Task: The answer must be the complete listing, copied exactly.

Input data Block Start

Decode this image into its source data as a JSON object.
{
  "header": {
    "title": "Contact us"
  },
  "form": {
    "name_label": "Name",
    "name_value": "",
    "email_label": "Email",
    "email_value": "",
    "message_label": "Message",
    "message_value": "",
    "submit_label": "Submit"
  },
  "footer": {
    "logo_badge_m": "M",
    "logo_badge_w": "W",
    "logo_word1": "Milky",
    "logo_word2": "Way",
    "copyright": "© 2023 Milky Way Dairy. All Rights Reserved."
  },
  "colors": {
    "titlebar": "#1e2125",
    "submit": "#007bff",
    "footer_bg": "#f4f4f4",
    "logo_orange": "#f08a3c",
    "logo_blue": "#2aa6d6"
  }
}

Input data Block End

Solved exercise:
Decode this image into its source data as a JSON object.
{
  "header": {
    "title": "Contact us"
  },
  "form": {
    "name_label": "Name",
    "name_value": "",
    "email_label": "Email",
    "email_value": "",
    "message_label": "Message",
    "message_value": "",
    "submit_label": "Submit"
  },
  "footer": {
    "logo_badge_m": "M",
    "logo_badge_w": "W",
    "logo_word1": "Milky",
    "logo_word2": "Way",
    "copyright": "© 2023 Milky Way Dairy. All Rights Reserved."
  },
  "colors": {
    "titlebar": "#1e2125",
    "submit": "#007bff",
    "footer_bg": "#f4f4f4",
    "logo_orange": "#f08a3c",
    "logo_blue": "#2aa6d6"
  }
}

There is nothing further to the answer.